Wednesday, January 28, 2009

The Mandelbrot Set

Before reading this post, be sure you understand the previous post i: The Most Mysterious of All Numbers

One of the most famous examples of chaos in mathematics is the Mandelbrot Set. The Mandelbrot Set, discovered by Benoit Mandelbrot, has infinite complexity. But complexity is not necessarily rooted in complexity. The Mandelbrot Set is produced by by a method called iteration. Iteration is applying the same thing (or equation) over and over. The Mandelbrot Set is infinite iterations of a simple equation:

z → z^2+c

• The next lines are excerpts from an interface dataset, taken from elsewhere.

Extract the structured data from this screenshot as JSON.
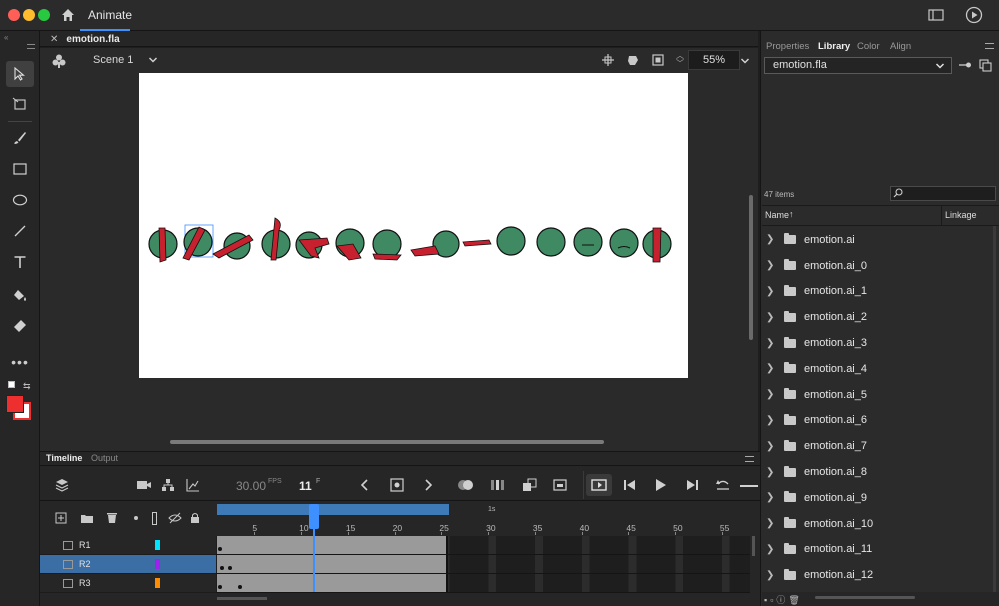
{
  "app": {
    "title": "Animate"
  },
  "document": {
    "tab_name": "emotion.fla",
    "scene": "Scene 1",
    "zoom": "55%"
  },
  "panels": {
    "tabs": [
      "Properties",
      "Library",
      "Color",
      "Align"
    ],
    "library": {
      "file": "emotion.fla",
      "count": "47 items",
      "col_name": "Name",
      "col_linkage": "Linkage",
      "items": [
        "emotion.ai",
        "emotion.ai_0",
        "emotion.ai_1",
        "emotion.ai_2",
        "emotion.ai_3",
        "emotion.ai_4",
        "emotion.ai_5",
        "emotion.ai_6",
        "emotion.ai_7",
        "emotion.ai_8",
        "emotion.ai_9",
        "emotion.ai_10",
        "emotion.ai_11",
        "emotion.ai_12"
      ]
    }
  },
  "timeline": {
    "tab": "Timeline",
    "output_tab": "Output",
    "fps": "30.00",
    "fps_unit": "FPS",
    "frame": "11",
    "frame_unit": "F",
    "ruler_sec": "1s",
    "ticks": [
      "5",
      "10",
      "15",
      "20",
      "25",
      "30",
      "35",
      "40",
      "45",
      "50",
      "55"
    ],
    "layers": [
      {
        "name": "R1",
        "color": "#00e5ff"
      },
      {
        "name": "R2",
        "color": "#a020f0"
      },
      {
        "name": "R3",
        "color": "#ff8c00"
      }
    ]
  },
  "colors": {
    "accent": "#3e90ff",
    "stroke": "#ee2f2f",
    "fill": "#ffffff"
  }
}
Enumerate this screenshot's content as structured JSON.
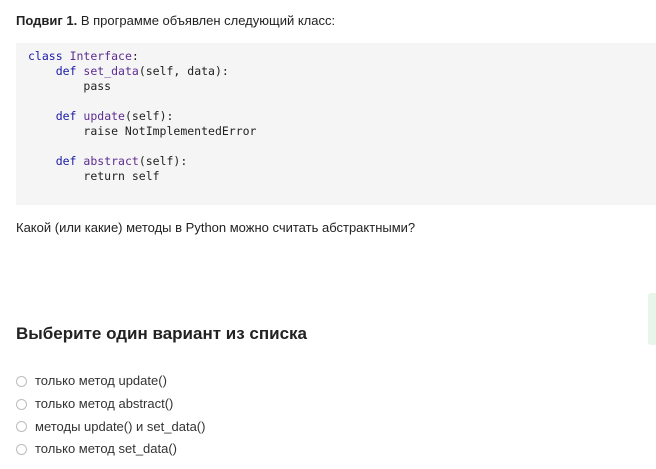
{
  "task": {
    "label": "Подвиг 1.",
    "text": " В программе объявлен следующий класс:",
    "question": "Какой (или какие) методы в Python можно считать абстрактными?"
  },
  "code": {
    "line1_kw": "class",
    "line1_name": "Interface",
    "line1_rest": ":",
    "line2_kw": "def",
    "line2_name": "set_data",
    "line2_rest": "(self, data):",
    "line3": "pass",
    "line5_kw": "def",
    "line5_name": "update",
    "line5_rest": "(self):",
    "line6": "raise NotImplementedError",
    "line8_kw": "def",
    "line8_name": "abstract",
    "line8_rest": "(self):",
    "line9": "return self"
  },
  "answer": {
    "title": "Выберите один вариант из списка",
    "options": [
      {
        "label": "только метод update()"
      },
      {
        "label": "только метод abstract()"
      },
      {
        "label": "методы update() и set_data()"
      },
      {
        "label": "только метод set_data()"
      }
    ]
  },
  "colors": {
    "keyword": "#1a1aa6",
    "name": "#5c2d91",
    "code_bg": "#f5f5f5",
    "side_tab": "#e8f5ea"
  }
}
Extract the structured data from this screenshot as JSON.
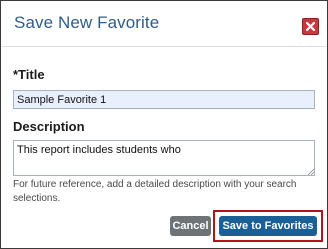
{
  "dialog": {
    "title": "Save New Favorite",
    "close_icon": "close-icon",
    "accent_color": "#2f5d8a",
    "close_color": "#c8383d"
  },
  "form": {
    "title_label": "*Title",
    "title_value": "Sample Favorite 1",
    "description_label": "Description",
    "description_value": "This report includes students who",
    "help_text": "For future reference, add a detailed description with your search selections."
  },
  "footer": {
    "cancel_label": "Cancel",
    "save_label": "Save to Favorites",
    "save_color": "#1b5f97",
    "highlight_color": "#b0151c"
  }
}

Where c is a complex number (as described in the post i: the most mysterious of all numbers). If c^2+c is continually applied than the first few terms in the sequence are:

0, c, c^2+c, (c^2+c)^2+c^2+c, (c^2+c)^2+c^2+c)^2+(c^2+c)^2+c^2+c

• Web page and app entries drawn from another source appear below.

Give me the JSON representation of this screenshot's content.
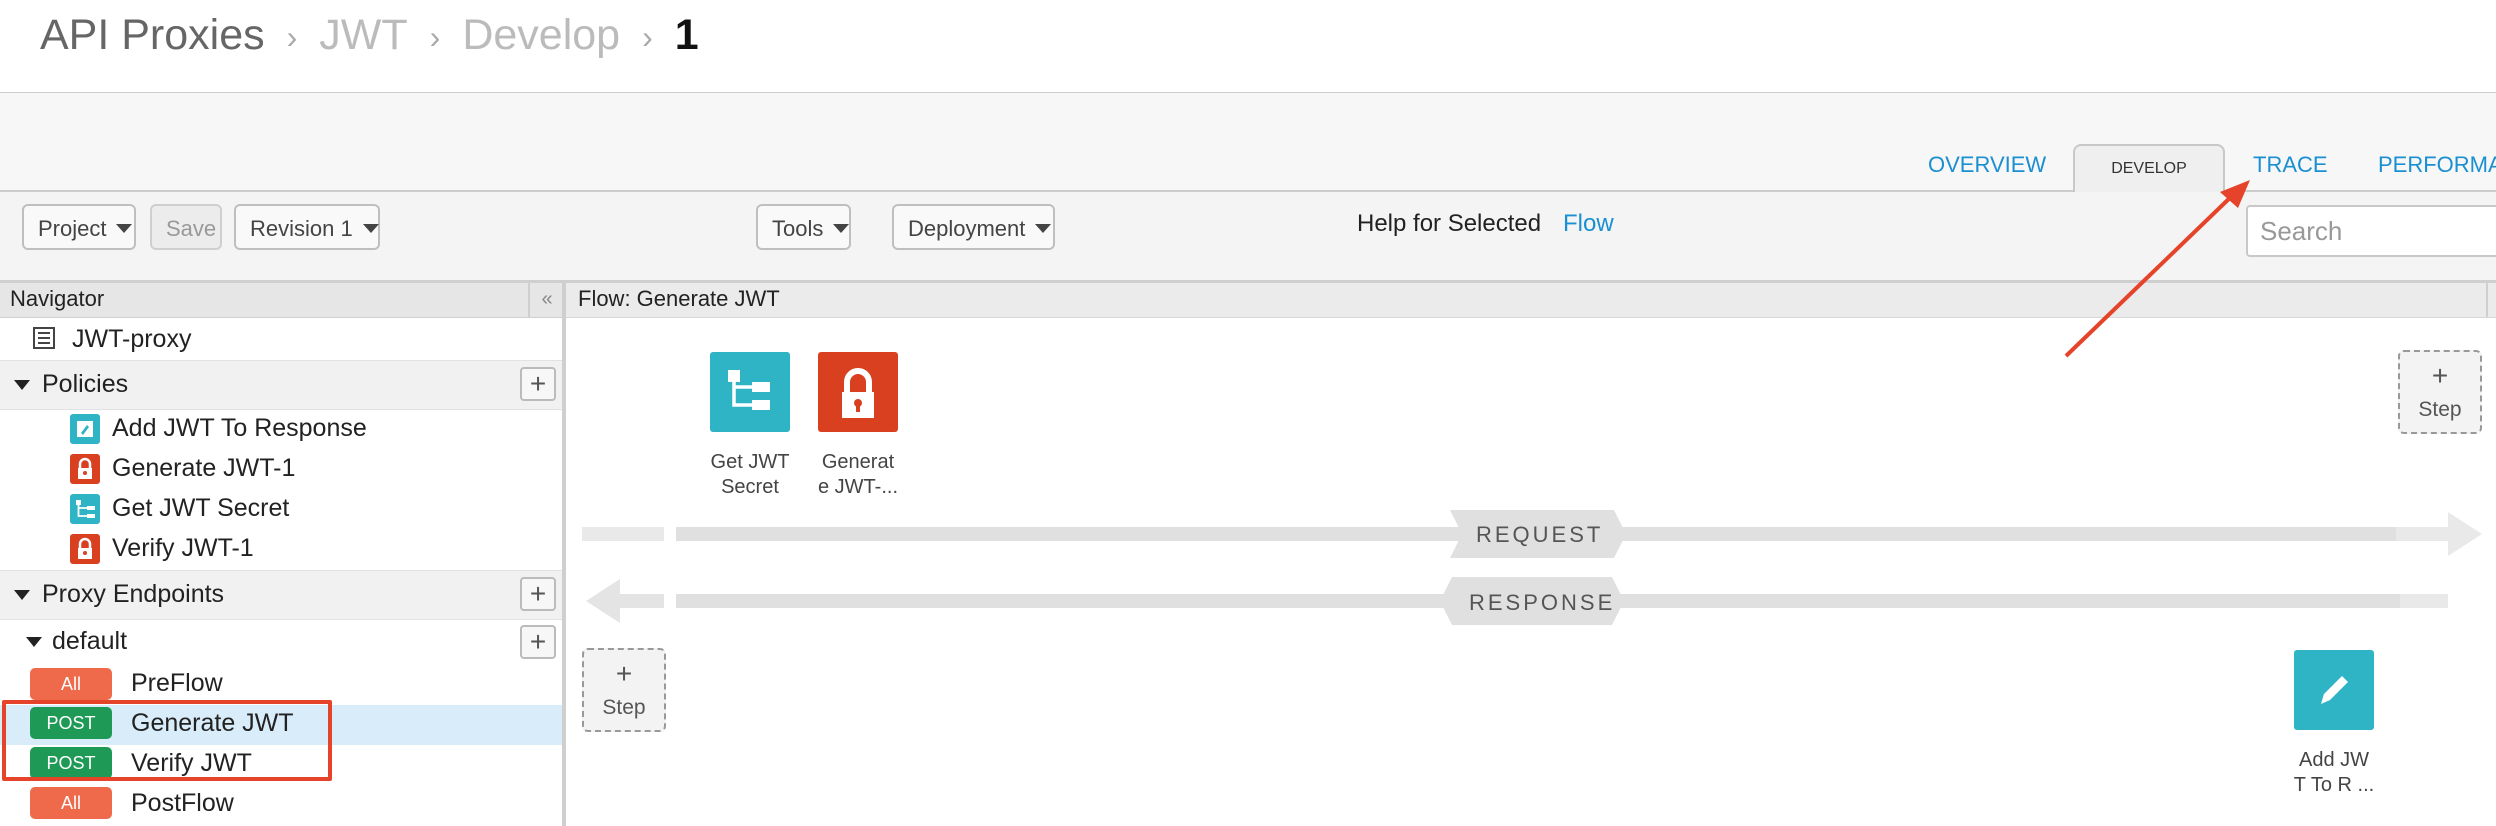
{
  "breadcrumb": {
    "items": [
      "API Proxies",
      "JWT",
      "Develop",
      "1"
    ],
    "separator": "›"
  },
  "tabs": [
    "OVERVIEW",
    "DEVELOP",
    "TRACE",
    "PERFORMA"
  ],
  "toolbar": {
    "project": "Project",
    "save": "Save",
    "revision": "Revision 1",
    "tools": "Tools",
    "deployment": "Deployment",
    "help_text": "Help for Selected",
    "help_link": "Flow",
    "search_placeholder": "Search"
  },
  "navigator": {
    "title": "Navigator",
    "collapse": "«",
    "proxy_name": "JWT-proxy",
    "policies_label": "Policies",
    "policies": [
      {
        "label": "Add JWT To Response",
        "icon": "edit-icon"
      },
      {
        "label": "Generate JWT-1",
        "icon": "lock-icon"
      },
      {
        "label": "Get JWT Secret",
        "icon": "flow-tree-icon"
      },
      {
        "label": "Verify JWT-1",
        "icon": "lock-icon"
      }
    ],
    "proxy_endpoints_label": "Proxy Endpoints",
    "endpoint": "default",
    "flows": [
      {
        "method": "All",
        "label": "PreFlow"
      },
      {
        "method": "POST",
        "label": "Generate JWT"
      },
      {
        "method": "POST",
        "label": "Verify JWT"
      },
      {
        "method": "All",
        "label": "PostFlow"
      }
    ]
  },
  "flow": {
    "title": "Flow: Generate JWT",
    "request_label": "REQUEST",
    "response_label": "RESPONSE",
    "step_plus": "+",
    "step_label": "Step",
    "request_steps": [
      {
        "line1": "Get JWT",
        "line2": "Secret",
        "icon": "flow-tree-icon"
      },
      {
        "line1": "Generat",
        "line2": "e JWT-...",
        "icon": "lock-icon"
      }
    ],
    "response_steps": [
      {
        "line1": "Add JW",
        "line2": "T To R ...",
        "icon": "edit-icon"
      }
    ]
  },
  "colors": {
    "link": "#1a8fd1",
    "teal": "#2fb4c6",
    "red": "#d9401f",
    "post_badge": "#1e9a56",
    "all_badge": "#ef6a4b",
    "annotation": "#e5432a",
    "selected_row": "#d9ecf9"
  }
}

Every point on the complex plane is put into this equation, and if the result at each step escapes to infinity (grows larger and larger), than the point is left blank. If the steps of the sequence stay within a defined region and do not escape to infinity, the point is colored black. For example, the sequence for 1+i:

Step 1 0
Step 2 1+i
Step 3 (1+i)^2+(1+i)=1+2i-1+1+i=1+3i

As you can see, the sequence extends to infinity and is therefore colored white. Although the black regions and white regions are solid and uninteresting, the edges are filled with complex patterns.

The "home" of the Mandelbrot Set.

For more images of the Mandelbrot Set, go to this site.


Anonymous said...

Very interesting post, really "opened" my eyes about the complexity of the Mandelbrot set.
Cheers from Sweden.

Louis said...

Thanks for your comment. I do find that the complexities of fractals among the most beautiful forms of mathematics